“A single cat dropping can contain enough eggs to infect more than 100 ewes and almost 75% of ewes are believed to come in contact with T. gondii during their lifetime,” said Suzanne Naughton.

Suzanne said symptoms can include barren sheep, abortions, stillbirths, weakly lambs and mummified foetuses.

“Vaccination is the only way to effectively build uniform immunity to toxoplasmosis. As older ewes are more likely than younger ewes to have already been in contact with T. gondii, it may be an option to vaccinate the younger sheep and then vaccinate all replacements as they enter the flock.

“Where the risk of infection is high on a heavily contaminated farm populated with previously unexposed sheep, initial whole flock vaccination is cost effective,” advised Suzanne.

Enzootic abortion can be devastating

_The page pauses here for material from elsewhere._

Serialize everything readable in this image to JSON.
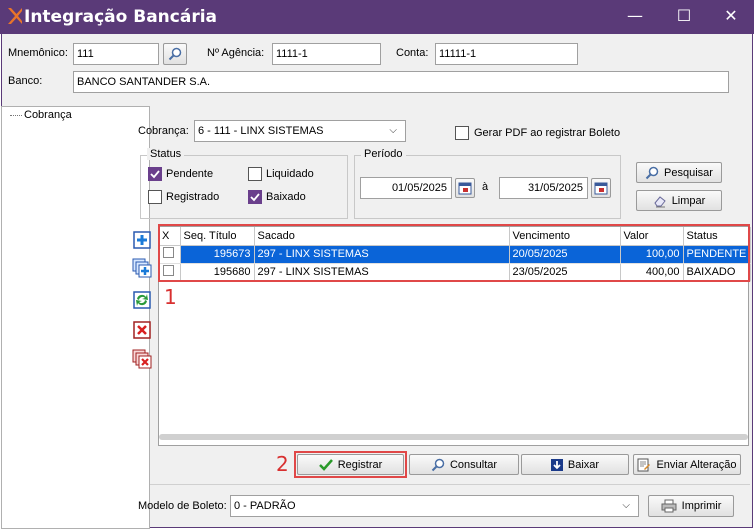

An outbreak of EAE, caused by a bacteria-type organism called Chlamydophila abortus, can result in up to 30% of sheep aborting.

The disease is usually caused by infected bought-in replacements but it can also be spread by wildlife carrying infected placentae from farm to farm. Unlike toxoplasmosis, it is highly infectious and is spread from sheep to sheep.

“When a ewe aborts she sheds large numbers of organisms, which can infect any in-contact ewe or lamb. These newly infected sheep will not show any signs of infection.

“The organisms remain dormant in the body until the ewe lambs again. In infected lambs, they can remain dormant for up to two years. About three weeks before lambing, the placenta becomes inflamed and abortion occurs,” explained Suzanne Naughton.

While ewes that aborted often continue to have a normal lambing in subsequent years, they are carriers of the disease and may still shed organisms resulting in infection of other sheep and lambs.

“Vaccination will effectively reduce the risk of EAE as part of a flock health plan. Because there is no test to identify latently infected sheep, it is important to vaccinate all breeding sheep in the first year. After that, only replacements need to be vaccinated.”

Advice on abortion vaccines

The one shot vaccines for toxoplasmosis and EAE can be given to breeding ewes and lambs (from five months-of-age) during the non-pregnancy season. Vaccination must be completed at least four weeks before sheep go to the ram.

The two vaccines can be administered at the same time, but not mixed, and must be given in separate injection sites. Generally, just one shot of each vaccine is required during the lifetime of the ewe.

Pay-back to vaccination

Both vets highlighted the financial benefits to the use of vaccination as part of a strategic control programme on farms where footrot or abortion are problems.

An abortion rate of 10% could mean a loss of almost €2,000 in a 100-ewe flock. Strategic vaccination could cut this loss dramatically. A similar benefit can result from using vaccination as part of a footrot control programme while also reducing the drudgery in treating lame sheep.

Be aware of short shelf life

Suzanne Naughton placed great emphasis on the perishability of vaccines. They should be put straight into the fridge after purchase. Once the seal is broken, they should be used rapidly.

The efficacy of the two abortion vaccines lasts just two hours after opening; Heptavac-P Plus lasts for 10 hours after opening.